Preface: the Artist’s Words

Escape From Studio Voltaire

Preface: The Artist’s Words

This booklet offers nothing but words. It is conceived as half an unnamed project, the other half being an installation at Studio Voltaire, called Escape From Studio Voltaire. The installation is characterised by a kind of absence. It is an excessive and fanciful set of ideas as to how one might get out of Studio Voltaire: of how one might escape. The gallery, and the gallery space, are only present inasmuch as they are an obstacle to be transcended. Everything inside the gallery is directed towards everything outside of the gallery and the fact of the gallery qua boundary. Here there is plenty to look at but it is intended to direct attention, imaginatively, to everything except itself. This is a project that can only fail; an escape plan that is always doomed. However functional, mundane and descriptive the material of the installation is intended to be, it still presents a kind of sight. The desperate imaginings of means of escape confirm, through their pathos, the failure to escape.

I am unsure as to how the two halves of this project might fit together or fail to fit together. These words are neither a catalogue nor supplementary material. I take it as symptomatic of the problems of art that the division between objects and ideas is so easily made and maintained. I hope that the installation and the words gathered here will form an obvious relationship but that the nature of that relationship will be hard to place: that some kind of hiatus will be maintained between the two, which is not the mere reproduction of division.
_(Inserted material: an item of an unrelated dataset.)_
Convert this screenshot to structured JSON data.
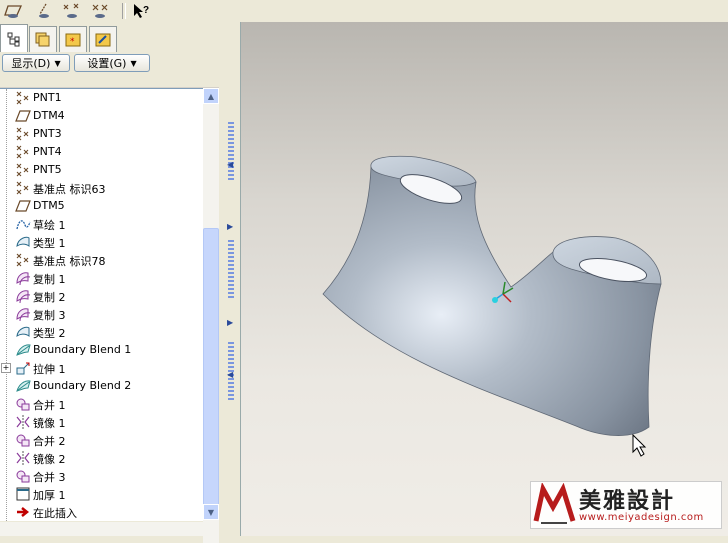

It is as urgent now as it ever was, for artists to contest the words that surround their work: to be articulate about the contradictions and dilemmas that the artist faces. However, speaking as an artist is neither easy nor straightforward. The dominant, hegemonic, ideological practices of art assign a space for the artist not so much where he or she is made mute but rather where whatever he or she may have to say is rendered irrelevant – beside the point. The artist’s words are considered only as a kind of circumstantial evidence in the pursuit of meaning. For the normal functioning of the dominant institutions of art (art’s discourses, galleries, curators, critics, dealers and so on) the belief in what art is and what it is that artists do, goes more or less unquestioned. Talk of art is full of theoretical ideas and nuanced vocabulary borrowed from various other disciplines. Its problem is not a lack of ideas but the hegemonic, ideological structure it goes to support. It is an axiomatic commonplace that art embodies universal cultural values (whatever they happen to be). The words of the artist, however provocative, irreverent or oppositional are taken as confirmation of the power of art.

It seems, therefore, both necessary and impossible to talk about the predicament in which one finds oneself as an artist. Art and its interpretations are full of hiatuses, silences, exclusions, divisions and contradictions. These are suppressions in the service of the presentation of art as something unified, coherent and meaningful. Culture is not universal. Art is subject to the same contestation of meaning as everything else. The task of the artist who does not wish to accommodate the distortions of the hegemonic discourses of art is to take on the divisions of a divided culture: both to internalize and contest those divisions. Such an artist would have to manage with meagre resources: absences, contradictions and doubt. It might not be easy to know how to read the words of such an artist.